MILFORD, Mass. – Military police units trained for their upcoming deployment to Iraq with state-of-the-art equipment at Camp Edwards, Mass., March 19, 2009.
The 211th Military Police Battalion kicked off their annual training by practicing to enter and clear a suspected enemy stronghold at Camp Edward’s new “shoot house.”
The “shoot house” is equipped with a state-of-the-art video surveillance system to allow trainers to sit with commanders and provide a real-time and accurate assessment of a team’s skills.
The facilities at Camp Edwards are designed to provide a sense of realism so Soldiers can hone their warrior skills, build team cohesion, and make mistakes in a safe environment before they ever have to deploy to a combat zone.
Sgt. Michael J. Geary, team leader, 747 Military Police Company said, “Having access to these facilities gives us the chance to teach younger Soldiers essential warrior skills during annual training so that when we go to our mobilization station we can spend more time refining those skills instead of teaching them.”

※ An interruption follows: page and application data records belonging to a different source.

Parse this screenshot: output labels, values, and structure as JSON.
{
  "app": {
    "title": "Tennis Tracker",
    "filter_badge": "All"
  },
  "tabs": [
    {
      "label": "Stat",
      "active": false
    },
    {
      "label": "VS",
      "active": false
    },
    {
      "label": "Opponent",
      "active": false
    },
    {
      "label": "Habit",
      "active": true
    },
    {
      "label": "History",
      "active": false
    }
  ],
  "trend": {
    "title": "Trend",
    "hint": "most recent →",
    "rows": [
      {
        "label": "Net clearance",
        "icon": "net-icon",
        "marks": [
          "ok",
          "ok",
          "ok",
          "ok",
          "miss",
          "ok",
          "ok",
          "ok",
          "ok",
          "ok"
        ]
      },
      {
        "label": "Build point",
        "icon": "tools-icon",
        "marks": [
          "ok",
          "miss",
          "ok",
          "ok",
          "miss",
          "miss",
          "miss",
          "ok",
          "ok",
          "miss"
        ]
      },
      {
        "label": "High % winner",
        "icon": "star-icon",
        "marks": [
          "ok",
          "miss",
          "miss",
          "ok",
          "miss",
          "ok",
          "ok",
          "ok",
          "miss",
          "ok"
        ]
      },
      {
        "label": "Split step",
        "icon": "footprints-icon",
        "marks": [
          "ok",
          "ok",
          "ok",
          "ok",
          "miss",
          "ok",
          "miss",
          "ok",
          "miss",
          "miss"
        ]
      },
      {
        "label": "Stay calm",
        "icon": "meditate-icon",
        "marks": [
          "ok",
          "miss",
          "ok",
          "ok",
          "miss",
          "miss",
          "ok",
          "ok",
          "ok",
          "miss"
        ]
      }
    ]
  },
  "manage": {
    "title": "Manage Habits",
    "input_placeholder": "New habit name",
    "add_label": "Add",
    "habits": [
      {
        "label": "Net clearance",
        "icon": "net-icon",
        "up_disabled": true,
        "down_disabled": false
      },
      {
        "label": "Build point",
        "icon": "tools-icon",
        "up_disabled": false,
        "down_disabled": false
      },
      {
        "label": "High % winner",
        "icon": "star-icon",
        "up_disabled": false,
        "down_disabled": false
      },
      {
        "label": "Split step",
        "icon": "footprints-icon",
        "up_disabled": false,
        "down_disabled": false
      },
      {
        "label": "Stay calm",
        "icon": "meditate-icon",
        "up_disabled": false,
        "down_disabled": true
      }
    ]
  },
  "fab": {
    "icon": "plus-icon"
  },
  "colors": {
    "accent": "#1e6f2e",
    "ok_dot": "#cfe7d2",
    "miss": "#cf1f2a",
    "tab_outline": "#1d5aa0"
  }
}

Geary has been deployed to Iraq twice as a military policeman, once to Saddam Hussein’s hometown of Tikrit and once to Iraq’s capitol city, Baghdad. The experience has left him familiar with what it takes to train for war.
“By training here we have more time to learn each others strengths and weaknesses in a safe, constructive environment,” said Geary.
After practicing small team tactics at the “shoot house,” Soldiers moved on to conducting larger scaled combat patrols in a simulated Iraqi town at the Maj. Jeffrey R. Calero Military Operations on Urban Terrain Training Site.
While patrolling, Soldiers came under attack from other Soldiers, who played the role of Iraqi civilians and insurgents. The civilians and insurgents were Soldiers who have experience patrolling Iraqi streets as military policemen. The role-players pushed their comrades hard to create an intense situation so they could learn hard lessons here, rather than in Iraq.
The insurgents ambushed the Soldiers using a type of paint ball training ammunition to shoot them. The Soldiers returned fire at the insurgents, who feigned injury only after they where hit by the training rounds.
After finishing a patrolling exercise at the MOUT Site, Spc. Mark A. Dotson, a vehicle driver, with the Headquarters Detachment, 211th Military Police Battalion, said, “I was anxious when I saw all of the people. They were on the roofs and walking all around us, it was intense.”
The MP units also used a tactical training base that simulates a forward operating base in places like Iraq, Afghanistan and Kosovo with guard towers, razor wire and an entry control point where Soldiers practiced base security procedures.
To round-out their training Soldiers received combat medical instruction, convoy operations, cultural awareness and Arabic language training.